#### Provided data ####

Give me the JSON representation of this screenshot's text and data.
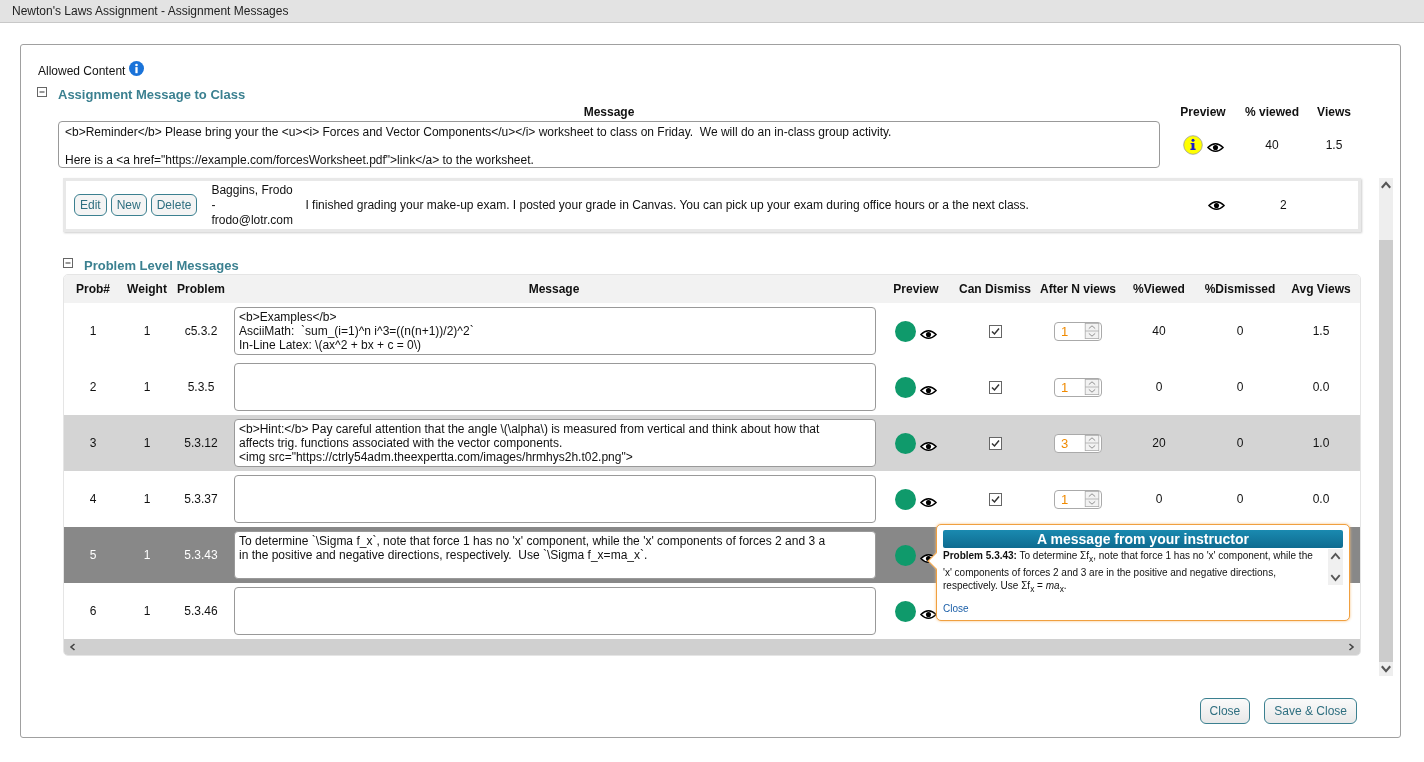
{
  "window": {
    "title": "Newton's Laws Assignment - Assignment Messages"
  },
  "allowed_content": {
    "label": "Allowed Content"
  },
  "class_message": {
    "title": "Assignment Message to Class",
    "expanded": true,
    "columns": [
      "Message",
      "Preview",
      "% viewed",
      "Views"
    ],
    "message": "<b>Reminder</b> Please bring your the <u><i> Forces and Vector Components</u></i> worksheet to class on Friday.  We will do an in-class group activity.\n\nHere is a <a href=\"https://example.com/forcesWorksheet.pdf\">link</a> to the worksheet.",
    "percent_viewed": "40",
    "views": "1.5"
  },
  "student_messages": [
    {
      "buttons": [
        "Edit",
        "New",
        "Delete"
      ],
      "author_lines": [
        "Baggins, Frodo",
        "-",
        "frodo@lotr.com"
      ],
      "message": "I finished grading your make-up exam. I posted your grade in Canvas. You can pick up your exam during office hours or a the next class.",
      "views": "2"
    }
  ],
  "problem_messages": {
    "title": "Problem Level Messages",
    "expanded": true,
    "columns": [
      "Prob#",
      "Weight",
      "Problem",
      "Message",
      "Preview",
      "Can Dismiss",
      "After N views",
      "%Viewed",
      "%Dismissed",
      "Avg Views"
    ],
    "rows": [
      {
        "num": "1",
        "weight": "1",
        "problem": "c5.3.2",
        "highlighted": false,
        "selected": false,
        "message": "<b>Examples</b>\nAsciiMath:  `sum_(i=1)^n i^3=((n(n+1))/2)^2`\nIn-Line Latex: \\(ax^2 + bx + c = 0\\)",
        "can_dismiss": true,
        "after_n": "1",
        "viewed": "40",
        "dismissed": "0",
        "avg_views": "1.5"
      },
      {
        "num": "2",
        "weight": "1",
        "problem": "5.3.5",
        "highlighted": false,
        "selected": false,
        "can_dismiss": true,
        "after_n": "1",
        "viewed": "0",
        "dismissed": "0",
        "avg_views": "0.0"
      },
      {
        "num": "3",
        "weight": "1",
        "problem": "5.3.12",
        "highlighted": true,
        "selected": false,
        "message": "<b>Hint:</b> Pay careful attention that the angle \\(\\alpha\\) is measured from vertical and think about how that\naffects trig. functions associated with the vector components.\n<img src=\"https://ctrly54adm.theexpertta.com/images/hrmhys2h.t02.png\">",
        "can_dismiss": true,
        "after_n": "3",
        "viewed": "20",
        "dismissed": "0",
        "avg_views": "1.0"
      },
      {
        "num": "4",
        "weight": "1",
        "problem": "5.3.37",
        "highlighted": false,
        "selected": false,
        "can_dismiss": true,
        "after_n": "1",
        "viewed": "0",
        "dismissed": "0",
        "avg_views": "0.0"
      },
      {
        "num": "5",
        "weight": "1",
        "problem": "5.3.43",
        "highlighted": false,
        "selected": true,
        "message": "To determine `\\Sigma f_x`, note that force 1 has no 'x' component, while the 'x' components of forces 2 and 3 a\nin the positive and negative directions, respectively.  Use `\\Sigma f_x=ma_x`."
      },
      {
        "num": "6",
        "weight": "1",
        "problem": "5.3.46",
        "highlighted": false,
        "selected": false
      }
    ]
  },
  "popup": {
    "title": "A message from your instructor",
    "text": "**Problem 5.3.43:** To determine Σf$_{x}$, note that force 1 has no 'x' component, while the 'x' components of forces 2 and 3 are in the positive and negative directions, respectively. Use Σf$_{x}$ = *ma*$_{x}$.",
    "close": "Close"
  },
  "buttons": [
    "Close",
    "Save & Close"
  ]
}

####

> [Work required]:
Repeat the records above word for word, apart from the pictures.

> [Answer section]:
Give me the JSON representation of this screenshot's text and data.
{
  "window": {
    "title": "Newton's Laws Assignment - Assignment Messages"
  },
  "allowed_content": {
    "label": "Allowed Content"
  },
  "class_message": {
    "title": "Assignment Message to Class",
    "expanded": true,
    "columns": [
      "Message",
      "Preview",
      "% viewed",
      "Views"
    ],
    "message": "<b>Reminder</b> Please bring your the <u><i> Forces and Vector Components</u></i> worksheet to class on Friday.  We will do an in-class group activity.\n\nHere is a <a href=\"https://example.com/forcesWorksheet.pdf\">link</a> to the worksheet.",
    "percent_viewed": "40",
    "views": "1.5"
  },
  "student_messages": [
    {
      "buttons": [
        "Edit",
        "New",
        "Delete"
      ],
      "author_lines": [
        "Baggins, Frodo",
        "-",
        "frodo@lotr.com"
      ],
      "message": "I finished grading your make-up exam. I posted your grade in Canvas. You can pick up your exam during office hours or a the next class.",
      "views": "2"
    }
  ],
  "problem_messages": {
    "title": "Problem Level Messages",
    "expanded": true,
    "columns": [
      "Prob#",
      "Weight",
      "Problem",
      "Message",
      "Preview",
      "Can Dismiss",
      "After N views",
      "%Viewed",
      "%Dismissed",
      "Avg Views"
    ],
    "rows": [
      {
        "num": "1",
        "weight": "1",
        "problem": "c5.3.2",
        "highlighted": false,
        "selected": false,
        "message": "<b>Examples</b>\nAsciiMath:  `sum_(i=1)^n i^3=((n(n+1))/2)^2`\nIn-Line Latex: \\(ax^2 + bx + c = 0\\)",
        "can_dismiss": true,
        "after_n": "1",
        "viewed": "40",
        "dismissed": "0",
        "avg_views": "1.5"
      },
      {
        "num": "2",
        "weight": "1",
        "problem": "5.3.5",
        "highlighted": false,
        "selected": false,
        "can_dismiss": true,
        "after_n": "1",
        "viewed": "0",
        "dismissed": "0",
        "avg_views": "0.0"
      },
      {
        "num": "3",
        "weight": "1",
        "problem": "5.3.12",
        "highlighted": true,
        "selected": false,
        "message": "<b>Hint:</b> Pay careful attention that the angle \\(\\alpha\\) is measured from vertical and think about how that\naffects trig. functions associated with the vector components.\n<img src=\"https://ctrly54adm.theexpertta.com/images/hrmhys2h.t02.png\">",
        "can_dismiss": true,
        "after_n": "3",
        "viewed": "20",
        "dismissed": "0",
        "avg_views": "1.0"
      },
      {
        "num": "4",
        "weight": "1",
        "problem": "5.3.37",
        "highlighted": false,
        "selected": false,
        "can_dismiss": true,
        "after_n": "1",
        "viewed": "0",
        "dismissed": "0",
        "avg_views": "0.0"
      },
      {
        "num": "5",
        "weight": "1",
        "problem": "5.3.43",
        "highlighted": false,
        "selected": true,
        "message": "To determine `\\Sigma f_x`, note that force 1 has no 'x' component, while the 'x' components of forces 2 and 3 a\nin the positive and negative directions, respectively.  Use `\\Sigma f_x=ma_x`."
      },
      {
        "num": "6",
        "weight": "1",
        "problem": "5.3.46",
        "highlighted": false,
        "selected": false
      }
    ]
  },
  "popup": {
    "title": "A message from your instructor",
    "text": "**Problem 5.3.43:** To determine Σf$_{x}$, note that force 1 has no 'x' component, while the 'x' components of forces 2 and 3 are in the positive and negative directions, respectively. Use Σf$_{x}$ = *ma*$_{x}$.",
    "close": "Close"
  },
  "buttons": [
    "Close",
    "Save & Close"
  ]
}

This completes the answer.